Skip to main content
Premium Trial:

Request an Annual Quote

Palmetto Providing Limited Coverage for Single-Gene, Multi-Gene PGx Tests

NEW YORK – Medicare Administrative Contractor Palmetto GBA released a final local coverage determination offering limited coverage for single-gene and multi-gene pharmacogenomics tests as a medical decision-making tool.

PGx testing is considered reasonable and necessary once a treating physician has narrowed a patient's treatment possibilities to specific medications, or if he or she is already using specified medications that are known to have clinically actionable gene-drug interactions as defined by the US Food and Drug Administration or the Clinical Pharmacogenetic Implementation Consortium. The LCD applies to services performed on or after July 26.

The medications must be chosen through clinical factors or necessity, instead of a PGx test, with PGx testing being used to help the physician's decision-making process for safely administering or dosing the drug. A patient's diagnosis is not enough to deem PGx testing reasonable and necessary, and the physician must have already considered non-genetic factors to make a preliminary drug choice.

The ordering provider of a PGx test must be licensed and qualified to diagnose the condition being treated and to prescribe medications for the condition.

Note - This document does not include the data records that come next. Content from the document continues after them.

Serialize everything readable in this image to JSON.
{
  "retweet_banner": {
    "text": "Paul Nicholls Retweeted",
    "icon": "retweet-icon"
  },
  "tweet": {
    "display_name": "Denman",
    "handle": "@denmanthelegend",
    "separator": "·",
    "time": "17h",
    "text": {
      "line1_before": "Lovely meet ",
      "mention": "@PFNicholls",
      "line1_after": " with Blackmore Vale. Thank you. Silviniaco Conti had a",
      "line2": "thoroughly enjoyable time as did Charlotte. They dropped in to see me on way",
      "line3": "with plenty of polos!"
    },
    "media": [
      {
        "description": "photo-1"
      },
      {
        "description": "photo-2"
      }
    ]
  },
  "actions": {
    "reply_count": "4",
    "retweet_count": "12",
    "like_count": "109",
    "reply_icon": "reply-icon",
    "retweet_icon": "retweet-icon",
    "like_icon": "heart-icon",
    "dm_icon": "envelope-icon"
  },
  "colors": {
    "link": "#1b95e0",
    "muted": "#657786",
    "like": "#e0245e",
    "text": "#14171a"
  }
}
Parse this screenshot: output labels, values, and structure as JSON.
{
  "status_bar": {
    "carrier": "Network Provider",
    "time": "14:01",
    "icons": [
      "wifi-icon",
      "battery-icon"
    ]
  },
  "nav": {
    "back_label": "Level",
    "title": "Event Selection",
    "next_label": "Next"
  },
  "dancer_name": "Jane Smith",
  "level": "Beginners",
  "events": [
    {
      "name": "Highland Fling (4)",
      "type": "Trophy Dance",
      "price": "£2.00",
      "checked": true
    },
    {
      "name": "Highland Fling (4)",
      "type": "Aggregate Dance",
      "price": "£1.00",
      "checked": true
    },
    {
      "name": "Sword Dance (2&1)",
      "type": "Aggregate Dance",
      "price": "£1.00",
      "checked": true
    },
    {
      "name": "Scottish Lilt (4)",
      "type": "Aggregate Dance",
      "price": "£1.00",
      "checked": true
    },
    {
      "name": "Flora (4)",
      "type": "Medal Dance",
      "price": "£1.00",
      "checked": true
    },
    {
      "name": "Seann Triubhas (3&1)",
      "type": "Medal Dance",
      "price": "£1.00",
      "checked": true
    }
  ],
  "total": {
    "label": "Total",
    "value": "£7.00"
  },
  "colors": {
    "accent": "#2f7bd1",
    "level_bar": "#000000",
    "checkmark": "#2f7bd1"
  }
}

However, the policy doesn't restrict PGx testing to provider type, and the actionability of the info gleaned from the PGx test isn't dependent on the provider who submits the order.

If the physician orders a single-gene test or a test for a particular allele but the specific lab tests look for variants in other genes or alleles, the test in that instance is considered a single-gene test for coverage. In this case, providers can bill for the component of the test that was reasonable and necessary.

A multi-gene panel is covered if more than a single gene on the panel is reasonable and necessary for safe use of the medication or if multiple drugs are being considered with different relevant genes. A gene panel must have all the relevant gene/allele content required for the indicated use, which is considered during the test's technical assessment. The multi-gene panel isn't covered if only one gene on the panel is reasonable and necessary.  

Combinatorial tests are not covered under the policy because under the evidence submitted, they have not demonstrated independent value. Palmetto noted that there may be multi-gene components of the combinatorial tests that are covered, however.

This decision has coverage implications for Myriad Genetics' GeneSight Psychotropic test for depression medications. Although Myriad's test is combinatorial, it said in a statement that it believes the test is covered as a multi-gene panel, but it is waiting action by CGS Administrators, the MAC covering the GeneSight test. Mark Verratti, president of Myriad Neuroscience and Myriad Autoimmune said in a statement that "multiple clinical studies have demonstrated the clinical value of the GeneSight Psychotropic combinatorial test."

Last year, Palmetto issued a draft LCD for combinatorial PGx tests for patients with psychiatric illness, which Noridian later aligned with.

The Scan

Less Than Half

An effort to reproduce key findings from high-profile preclinical cancer studies finds less than half could be replicated, according to the Scientist.

Still Some SARS-CoV-2 Sequencing Holes

The Wall Street Journal reports that viral genomic surveillance has improved in the US, though says there are still gaps.

Avoiding Passing Them On

People with known disease-linked genetic variants are turning to in vitro fertilization so as to not pass those variants to their children, the Washington Post says.

PNAS Papers on Long Cell-Free DNA in Maternal Plasma, Genetic Propensity for Voting

In PNAS this week: long, cell-free DNA of maternal and fetal origins identified in maternal plasma, and more.